SUPPLIED RECORDS Start Marker

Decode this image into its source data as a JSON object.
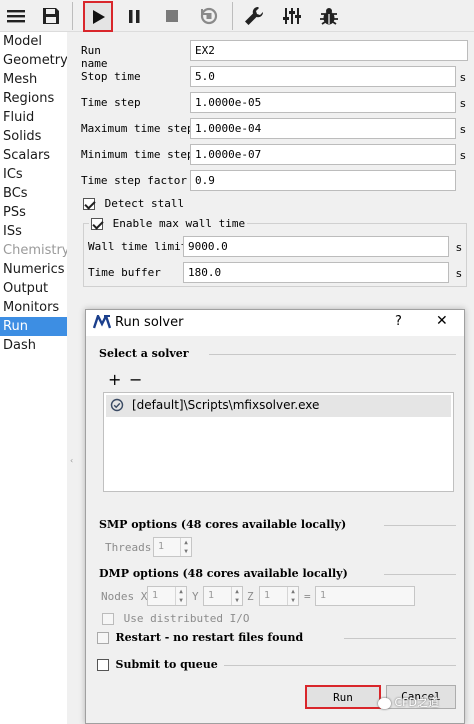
{
  "toolbar": {
    "items": [
      "menu-icon",
      "save-icon",
      "play-icon",
      "pause-icon",
      "stop-icon",
      "reset-icon",
      "wrench-icon",
      "sliders-icon",
      "bug-icon"
    ]
  },
  "sidebar": {
    "items": [
      {
        "label": "Model",
        "state": "normal"
      },
      {
        "label": "Geometry",
        "state": "normal"
      },
      {
        "label": "Mesh",
        "state": "normal"
      },
      {
        "label": "Regions",
        "state": "normal"
      },
      {
        "label": "Fluid",
        "state": "normal"
      },
      {
        "label": "Solids",
        "state": "normal"
      },
      {
        "label": "Scalars",
        "state": "normal"
      },
      {
        "label": "ICs",
        "state": "normal"
      },
      {
        "label": "BCs",
        "state": "normal"
      },
      {
        "label": "PSs",
        "state": "normal"
      },
      {
        "label": "ISs",
        "state": "normal"
      },
      {
        "label": "Chemistry",
        "state": "disabled"
      },
      {
        "label": "Numerics",
        "state": "normal"
      },
      {
        "label": "Output",
        "state": "normal"
      },
      {
        "label": "Monitors",
        "state": "normal"
      },
      {
        "label": "Run",
        "state": "selected"
      },
      {
        "label": "Dash",
        "state": "normal"
      }
    ]
  },
  "run": {
    "run_name_label": "Run name",
    "run_name": "EX2",
    "stop_time_label": "Stop time",
    "stop_time": "5.0",
    "stop_time_unit": "s",
    "time_step_label": "Time step",
    "time_step": "1.0000e-05",
    "time_step_unit": "s",
    "max_time_step_label": "Maximum time step",
    "max_time_step": "1.0000e-04",
    "max_time_step_unit": "s",
    "min_time_step_label": "Minimum time step",
    "min_time_step": "1.0000e-07",
    "min_time_step_unit": "s",
    "time_step_factor_label": "Time step factor",
    "time_step_factor": "0.9",
    "detect_stall_label": "Detect stall",
    "enable_wall_label": "Enable max wall time",
    "wall_time_limit_label": "Wall time limit",
    "wall_time_limit": "9000.0",
    "wall_time_limit_unit": "s",
    "time_buffer_label": "Time buffer",
    "time_buffer": "180.0",
    "time_buffer_unit": "s"
  },
  "dialog": {
    "title": "Run solver",
    "help": "?",
    "close": "✕",
    "select_solver_label": "Select a solver",
    "add": "+",
    "remove": "−",
    "solver_item": "[default]\\Scripts\\mfixsolver.exe",
    "smp_label": "SMP options (48 cores available locally)",
    "threads_label": "Threads",
    "threads_value": "1",
    "dmp_label": "DMP options (48 cores available locally)",
    "nodes_x_label": "Nodes X",
    "nodes_x": "1",
    "y_label": "Y",
    "nodes_y": "1",
    "z_label": "Z",
    "nodes_z": "1",
    "eq_label": "=",
    "nodes_total": "1",
    "distributed_io_label": "Use distributed I/O",
    "restart_label": "Restart - no restart files found",
    "submit_label": "Submit to queue",
    "run_button": "Run",
    "cancel_button": "Cancel"
  },
  "watermark": "CFD之道"
}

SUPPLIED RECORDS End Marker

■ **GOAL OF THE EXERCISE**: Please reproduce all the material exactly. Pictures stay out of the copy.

■ **FINAL ANSWER**:
Decode this image into its source data as a JSON object.
{
  "toolbar": {
    "items": [
      "menu-icon",
      "save-icon",
      "play-icon",
      "pause-icon",
      "stop-icon",
      "reset-icon",
      "wrench-icon",
      "sliders-icon",
      "bug-icon"
    ]
  },
  "sidebar": {
    "items": [
      {
        "label": "Model",
        "state": "normal"
      },
      {
        "label": "Geometry",
        "state": "normal"
      },
      {
        "label": "Mesh",
        "state": "normal"
      },
      {
        "label": "Regions",
        "state": "normal"
      },
      {
        "label": "Fluid",
        "state": "normal"
      },
      {
        "label": "Solids",
        "state": "normal"
      },
      {
        "label": "Scalars",
        "state": "normal"
      },
      {
        "label": "ICs",
        "state": "normal"
      },
      {
        "label": "BCs",
        "state": "normal"
      },
      {
        "label": "PSs",
        "state": "normal"
      },
      {
        "label": "ISs",
        "state": "normal"
      },
      {
        "label": "Chemistry",
        "state": "disabled"
      },
      {
        "label": "Numerics",
        "state": "normal"
      },
      {
        "label": "Output",
        "state": "normal"
      },
      {
        "label": "Monitors",
        "state": "normal"
      },
      {
        "label": "Run",
        "state": "selected"
      },
      {
        "label": "Dash",
        "state": "normal"
      }
    ]
  },
  "run": {
    "run_name_label": "Run name",
    "run_name": "EX2",
    "stop_time_label": "Stop time",
    "stop_time": "5.0",
    "stop_time_unit": "s",
    "time_step_label": "Time step",
    "time_step": "1.0000e-05",
    "time_step_unit": "s",
    "max_time_step_label": "Maximum time step",
    "max_time_step": "1.0000e-04",
    "max_time_step_unit": "s",
    "min_time_step_label": "Minimum time step",
    "min_time_step": "1.0000e-07",
    "min_time_step_unit": "s",
    "time_step_factor_label": "Time step factor",
    "time_step_factor": "0.9",
    "detect_stall_label": "Detect stall",
    "enable_wall_label": "Enable max wall time",
    "wall_time_limit_label": "Wall time limit",
    "wall_time_limit": "9000.0",
    "wall_time_limit_unit": "s",
    "time_buffer_label": "Time buffer",
    "time_buffer": "180.0",
    "time_buffer_unit": "s"
  },
  "dialog": {
    "title": "Run solver",
    "help": "?",
    "close": "✕",
    "select_solver_label": "Select a solver",
    "add": "+",
    "remove": "−",
    "solver_item": "[default]\\Scripts\\mfixsolver.exe",
    "smp_label": "SMP options (48 cores available locally)",
    "threads_label": "Threads",
    "threads_value": "1",
    "dmp_label": "DMP options (48 cores available locally)",
    "nodes_x_label": "Nodes X",
    "nodes_x": "1",
    "y_label": "Y",
    "nodes_y": "1",
    "z_label": "Z",
    "nodes_z": "1",
    "eq_label": "=",
    "nodes_total": "1",
    "distributed_io_label": "Use distributed I/O",
    "restart_label": "Restart - no restart files found",
    "submit_label": "Submit to queue",
    "run_button": "Run",
    "cancel_button": "Cancel"
  },
  "watermark": "CFD之道"
}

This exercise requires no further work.